Excerpts from an interface dataset:
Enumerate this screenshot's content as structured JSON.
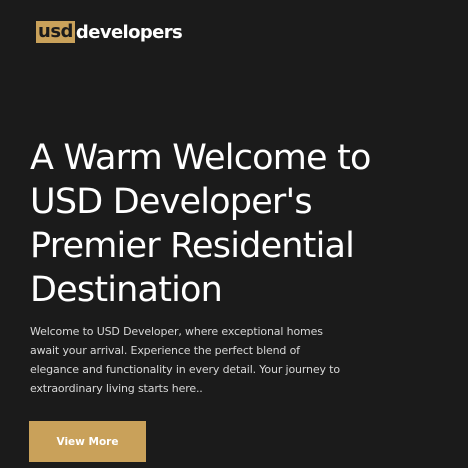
{
  "brand": {
    "logo_mark": "usd",
    "logo_text": "developers",
    "accent": "#c9a15a"
  },
  "hero": {
    "title_lines": [
      "A Warm Welcome to",
      "USD Developer's",
      "Premier Residential",
      "Destination"
    ],
    "description_lines": [
      "Welcome to USD Developer, where exceptional homes",
      "await your arrival. Experience the perfect blend of",
      "elegance and functionality in every detail. Your journey to",
      "extraordinary living starts here.."
    ],
    "cta_label": "View More"
  },
  "colors": {
    "background": "#1b1b1b",
    "text": "#ffffff"
  }
}
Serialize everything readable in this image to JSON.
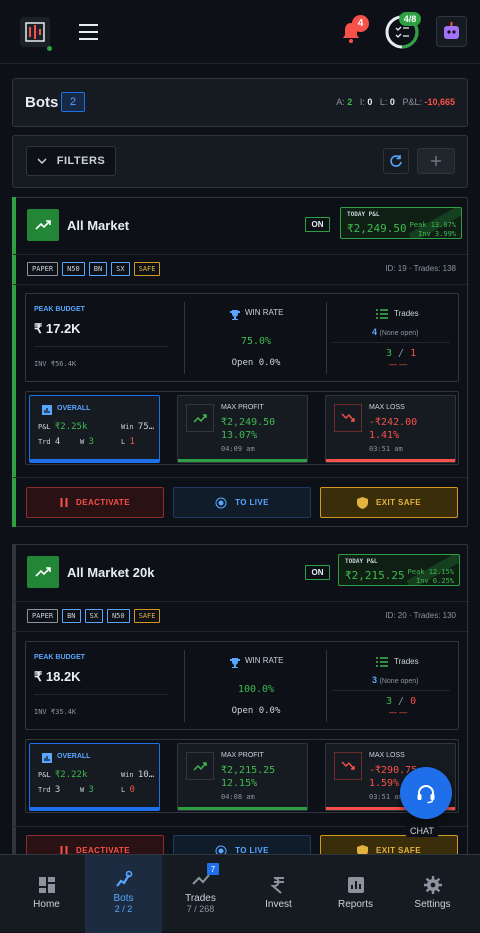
{
  "header": {
    "notifications": "4",
    "tasks_progress": "4/8",
    "tasks_fraction": 0.5
  },
  "summary": {
    "title": "Bots",
    "count": "2",
    "a_label": "A:",
    "a_value": "2",
    "i_label": "I:",
    "i_value": "0",
    "l_label": "L:",
    "l_value": "0",
    "pl_label": "P&L:",
    "pl_value": "-10,665"
  },
  "filters": {
    "label": "FILTERS"
  },
  "bots": [
    {
      "name": "All Market",
      "status": "ON",
      "today_label": "TODAY P&L",
      "today_value": "₹2,249.50",
      "peak_line": "Peak 13.07%",
      "inv_line": "Inv  3.99%",
      "tags": [
        "PAPER",
        "N50",
        "BN",
        "SX",
        "SAFE"
      ],
      "id_line": "ID: 19 · Trades: 138",
      "peak_label": "PEAK BUDGET",
      "peak_value": "₹  17.2K",
      "inv_value": "INV ₹56.4K",
      "winrate_label": "WIN RATE",
      "winrate_value": "75.0%",
      "open_value": "Open 0.0%",
      "trades_label": "Trades",
      "trades_count": "4",
      "trades_open": "(None open)",
      "wins": "3",
      "losses": "1",
      "dashes": "— —",
      "overall_label": "OVERALL",
      "ov_pl_label": "P&L",
      "ov_pl": "₹2.25k",
      "ov_win_label": "Win",
      "ov_win": "75…",
      "ov_trd_label": "Trd",
      "ov_trd": "4",
      "ov_w_label": "W",
      "ov_w": "3",
      "ov_l_label": "L",
      "ov_l": "1",
      "maxp_label": "MAX PROFIT",
      "maxp_v1": "₹2,249.50",
      "maxp_v2": "13.07%",
      "maxp_time": "04:09 am",
      "maxl_label": "MAX LOSS",
      "maxl_v1": "-₹242.00",
      "maxl_v2": "1.41%",
      "maxl_time": "03:51 am",
      "btn_deactivate": "DEACTIVATE",
      "btn_live": "TO LIVE",
      "btn_exit": "EXIT SAFE"
    },
    {
      "name": "All Market 20k",
      "status": "ON",
      "today_label": "TODAY P&L",
      "today_value": "₹2,215.25",
      "peak_line": "Peak 12.15%",
      "inv_line": "Inv  6.25%",
      "tags": [
        "PAPER",
        "BN",
        "SX",
        "N50",
        "SAFE"
      ],
      "id_line": "ID: 20 · Trades: 130",
      "peak_label": "PEAK BUDGET",
      "peak_value": "₹  18.2K",
      "inv_value": "INV ₹35.4K",
      "winrate_label": "WIN RATE",
      "winrate_value": "100.0%",
      "open_value": "Open 0.0%",
      "trades_label": "Trades",
      "trades_count": "3",
      "trades_open": "(None open)",
      "wins": "3",
      "losses": "0",
      "dashes": "— —",
      "overall_label": "OVERALL",
      "ov_pl_label": "P&L",
      "ov_pl": "₹2.22k",
      "ov_win_label": "Win",
      "ov_win": "10…",
      "ov_trd_label": "Trd",
      "ov_trd": "3",
      "ov_w_label": "W",
      "ov_w": "3",
      "ov_l_label": "L",
      "ov_l": "0",
      "maxp_label": "MAX PROFIT",
      "maxp_v1": "₹2,215.25",
      "maxp_v2": "12.15%",
      "maxp_time": "04:08 am",
      "maxl_label": "MAX LOSS",
      "maxl_v1": "-₹290.75",
      "maxl_v2": "1.59%",
      "maxl_time": "03:51 am",
      "btn_deactivate": "DEACTIVATE",
      "btn_live": "TO LIVE",
      "btn_exit": "EXIT SAFE"
    }
  ],
  "chat": {
    "label": "CHAT"
  },
  "nav": [
    {
      "label": "Home",
      "icon": "dashboard-icon"
    },
    {
      "label": "Bots",
      "icon": "robot-icon",
      "count": "2 / 2"
    },
    {
      "label": "Trades",
      "icon": "trending-icon",
      "count": "7 / 268",
      "badge": "7"
    },
    {
      "label": "Invest",
      "icon": "rupee-icon"
    },
    {
      "label": "Reports",
      "icon": "chart-icon"
    },
    {
      "label": "Settings",
      "icon": "gear-icon"
    }
  ]
}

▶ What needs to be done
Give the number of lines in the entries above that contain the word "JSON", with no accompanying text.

▶ Answer for the task
2